    • Khamis, B. Gold, Vaughn, Sahar, Paul, Katherine (2013). "22. Propaganda in Egypt and Syria's "Cyberwars": Contexts, Actors, Tools, and Tactics". In Auerbach, Castronovo, Jonathan, Russ (ed.). The Oxford Handbook of Propaganda Studies. New York, NY: Oxford University Press. p. 422. ISBN 978-0-19-976441-9.{{cite book}}: CS1 maint: multiple names: authors list (link)
    • Wieland, Carsten (2018). "6: De-neutralizing Aid: All Roads Lead to Damascus". Syria and the Neutrality Trap: The Dilemmas of Delivering Humanitarian Aid Through Violent Regimes. London: I. B. Tauris. p. 68. ISBN 978-0-7556-4138-3.

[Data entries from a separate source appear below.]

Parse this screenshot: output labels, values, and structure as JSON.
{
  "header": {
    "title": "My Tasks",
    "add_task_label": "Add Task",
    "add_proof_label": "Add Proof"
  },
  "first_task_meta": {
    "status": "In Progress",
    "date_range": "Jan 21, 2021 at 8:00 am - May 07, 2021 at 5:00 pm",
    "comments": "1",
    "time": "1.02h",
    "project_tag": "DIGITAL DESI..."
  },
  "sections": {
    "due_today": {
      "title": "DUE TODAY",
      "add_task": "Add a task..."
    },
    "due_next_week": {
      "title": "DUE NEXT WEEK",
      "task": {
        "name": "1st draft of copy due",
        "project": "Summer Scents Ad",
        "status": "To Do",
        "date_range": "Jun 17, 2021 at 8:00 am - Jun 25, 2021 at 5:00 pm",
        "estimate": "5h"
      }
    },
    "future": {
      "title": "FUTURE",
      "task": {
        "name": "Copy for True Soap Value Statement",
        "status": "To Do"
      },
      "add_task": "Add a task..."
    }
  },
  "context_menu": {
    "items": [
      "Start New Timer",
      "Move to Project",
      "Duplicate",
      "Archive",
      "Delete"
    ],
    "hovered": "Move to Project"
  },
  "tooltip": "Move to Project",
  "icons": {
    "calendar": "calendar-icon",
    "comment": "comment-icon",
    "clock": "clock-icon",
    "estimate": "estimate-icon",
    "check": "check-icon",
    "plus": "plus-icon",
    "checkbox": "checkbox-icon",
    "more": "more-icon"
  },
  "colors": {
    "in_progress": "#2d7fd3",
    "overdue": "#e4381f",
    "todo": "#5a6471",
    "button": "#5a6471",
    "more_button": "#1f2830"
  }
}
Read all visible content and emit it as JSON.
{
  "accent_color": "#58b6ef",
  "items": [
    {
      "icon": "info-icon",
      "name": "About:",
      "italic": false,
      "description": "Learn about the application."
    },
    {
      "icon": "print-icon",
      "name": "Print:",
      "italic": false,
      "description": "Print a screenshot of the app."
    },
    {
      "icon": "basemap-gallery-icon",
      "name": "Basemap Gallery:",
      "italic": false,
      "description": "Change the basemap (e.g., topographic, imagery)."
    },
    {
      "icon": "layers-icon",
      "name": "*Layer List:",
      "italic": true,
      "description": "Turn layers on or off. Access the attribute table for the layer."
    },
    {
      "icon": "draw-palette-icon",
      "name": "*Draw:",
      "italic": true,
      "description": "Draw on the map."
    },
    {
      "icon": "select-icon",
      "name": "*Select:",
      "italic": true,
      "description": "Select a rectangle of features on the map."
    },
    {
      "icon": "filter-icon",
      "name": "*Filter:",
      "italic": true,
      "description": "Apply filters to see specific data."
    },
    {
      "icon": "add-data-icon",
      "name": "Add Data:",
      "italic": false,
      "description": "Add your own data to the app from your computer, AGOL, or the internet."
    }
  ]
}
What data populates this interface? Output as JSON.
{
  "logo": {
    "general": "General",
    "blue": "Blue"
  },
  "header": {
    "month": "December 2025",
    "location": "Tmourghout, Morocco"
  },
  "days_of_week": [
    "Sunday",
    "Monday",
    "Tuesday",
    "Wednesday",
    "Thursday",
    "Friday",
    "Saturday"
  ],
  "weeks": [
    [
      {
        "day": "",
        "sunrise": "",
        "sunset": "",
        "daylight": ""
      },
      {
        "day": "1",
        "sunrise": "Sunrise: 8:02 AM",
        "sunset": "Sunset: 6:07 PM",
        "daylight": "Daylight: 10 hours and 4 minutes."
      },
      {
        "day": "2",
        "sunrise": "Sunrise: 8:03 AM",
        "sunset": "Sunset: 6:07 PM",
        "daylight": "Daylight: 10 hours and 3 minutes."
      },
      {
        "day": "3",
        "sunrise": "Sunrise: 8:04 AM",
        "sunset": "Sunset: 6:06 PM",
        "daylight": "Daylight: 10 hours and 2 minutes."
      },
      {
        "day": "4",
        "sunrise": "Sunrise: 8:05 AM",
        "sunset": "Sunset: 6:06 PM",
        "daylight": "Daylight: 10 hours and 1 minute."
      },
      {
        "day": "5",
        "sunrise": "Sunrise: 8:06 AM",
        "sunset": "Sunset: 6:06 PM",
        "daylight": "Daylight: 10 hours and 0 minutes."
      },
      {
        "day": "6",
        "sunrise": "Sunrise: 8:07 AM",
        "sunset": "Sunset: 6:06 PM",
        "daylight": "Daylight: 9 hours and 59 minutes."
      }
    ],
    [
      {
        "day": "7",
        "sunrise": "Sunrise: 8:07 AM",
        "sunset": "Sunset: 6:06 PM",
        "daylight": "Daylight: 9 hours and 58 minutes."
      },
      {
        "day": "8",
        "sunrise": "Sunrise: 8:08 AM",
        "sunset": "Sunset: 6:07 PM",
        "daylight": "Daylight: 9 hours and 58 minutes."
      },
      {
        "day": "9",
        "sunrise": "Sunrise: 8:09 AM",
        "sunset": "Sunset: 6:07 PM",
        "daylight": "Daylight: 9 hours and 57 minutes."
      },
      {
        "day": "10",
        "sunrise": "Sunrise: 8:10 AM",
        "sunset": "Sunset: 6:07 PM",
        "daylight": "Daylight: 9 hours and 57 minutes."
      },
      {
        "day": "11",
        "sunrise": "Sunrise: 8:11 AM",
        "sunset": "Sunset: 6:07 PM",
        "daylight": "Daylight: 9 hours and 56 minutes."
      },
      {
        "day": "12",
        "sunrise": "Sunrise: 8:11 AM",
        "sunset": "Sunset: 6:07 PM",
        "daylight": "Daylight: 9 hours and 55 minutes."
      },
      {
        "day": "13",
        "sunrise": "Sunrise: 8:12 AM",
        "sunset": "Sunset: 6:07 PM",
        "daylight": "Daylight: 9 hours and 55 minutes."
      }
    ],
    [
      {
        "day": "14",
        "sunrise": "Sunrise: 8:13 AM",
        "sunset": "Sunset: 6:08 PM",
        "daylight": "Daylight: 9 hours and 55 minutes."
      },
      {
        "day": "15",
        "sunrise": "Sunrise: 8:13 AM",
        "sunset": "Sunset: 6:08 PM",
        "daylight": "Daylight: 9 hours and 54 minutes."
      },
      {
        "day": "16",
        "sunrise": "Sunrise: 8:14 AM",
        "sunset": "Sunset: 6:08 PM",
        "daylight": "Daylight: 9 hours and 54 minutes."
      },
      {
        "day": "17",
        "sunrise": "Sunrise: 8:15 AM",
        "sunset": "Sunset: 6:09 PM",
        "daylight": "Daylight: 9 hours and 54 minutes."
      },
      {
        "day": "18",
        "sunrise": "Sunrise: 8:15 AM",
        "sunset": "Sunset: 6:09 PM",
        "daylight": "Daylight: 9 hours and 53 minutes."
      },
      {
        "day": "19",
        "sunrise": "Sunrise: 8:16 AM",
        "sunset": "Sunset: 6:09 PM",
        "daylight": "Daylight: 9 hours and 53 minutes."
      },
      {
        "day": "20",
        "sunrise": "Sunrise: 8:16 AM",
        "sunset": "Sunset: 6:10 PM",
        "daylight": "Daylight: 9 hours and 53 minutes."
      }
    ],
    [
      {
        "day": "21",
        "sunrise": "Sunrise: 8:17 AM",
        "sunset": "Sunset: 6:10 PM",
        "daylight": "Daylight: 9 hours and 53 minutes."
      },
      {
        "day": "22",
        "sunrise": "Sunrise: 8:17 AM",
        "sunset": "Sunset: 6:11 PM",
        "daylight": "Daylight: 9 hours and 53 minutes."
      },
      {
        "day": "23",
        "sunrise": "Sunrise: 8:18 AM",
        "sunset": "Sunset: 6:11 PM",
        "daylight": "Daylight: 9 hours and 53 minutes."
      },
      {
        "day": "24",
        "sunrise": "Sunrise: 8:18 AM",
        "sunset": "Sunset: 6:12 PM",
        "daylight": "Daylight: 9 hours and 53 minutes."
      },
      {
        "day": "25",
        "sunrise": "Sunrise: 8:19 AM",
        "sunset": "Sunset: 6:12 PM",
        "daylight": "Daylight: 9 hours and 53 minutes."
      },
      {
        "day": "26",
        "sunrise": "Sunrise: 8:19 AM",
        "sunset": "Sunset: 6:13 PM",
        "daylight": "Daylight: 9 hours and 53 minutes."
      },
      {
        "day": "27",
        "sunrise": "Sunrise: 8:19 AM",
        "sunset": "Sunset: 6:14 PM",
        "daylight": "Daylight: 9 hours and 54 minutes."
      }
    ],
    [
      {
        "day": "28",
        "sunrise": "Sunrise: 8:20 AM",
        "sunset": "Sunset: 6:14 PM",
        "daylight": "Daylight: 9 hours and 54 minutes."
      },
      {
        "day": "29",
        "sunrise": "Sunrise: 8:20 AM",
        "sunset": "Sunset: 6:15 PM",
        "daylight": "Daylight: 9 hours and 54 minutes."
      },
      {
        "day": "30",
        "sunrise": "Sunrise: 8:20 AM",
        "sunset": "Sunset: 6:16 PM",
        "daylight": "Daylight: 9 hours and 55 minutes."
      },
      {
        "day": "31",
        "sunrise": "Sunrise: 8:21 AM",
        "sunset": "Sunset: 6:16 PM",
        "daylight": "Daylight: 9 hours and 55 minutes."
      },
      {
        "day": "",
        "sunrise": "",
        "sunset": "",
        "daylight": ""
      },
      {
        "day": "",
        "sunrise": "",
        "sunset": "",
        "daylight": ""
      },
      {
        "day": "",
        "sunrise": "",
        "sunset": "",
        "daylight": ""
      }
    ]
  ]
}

    • Meininghaus, Esther (2016). "Introduction". Creating Consent in Ba'thist Syria: Women and Welfare in a Totalitarian State. I. B. Tauris. pp. 1–33. ISBN 978-1-78453-115-7.
    • Sadiki, Larbi; Fares, Obaida (2014). "12: The Arab Spring Comes to Syria: Internal Mobilization for Democratic Change, Militarization and Internationalization". Routledge Handbook of the Arab Spring: Rethinking Democratization. Routledge. p. 147. ISBN 978-0-415-52391-2.

External links edit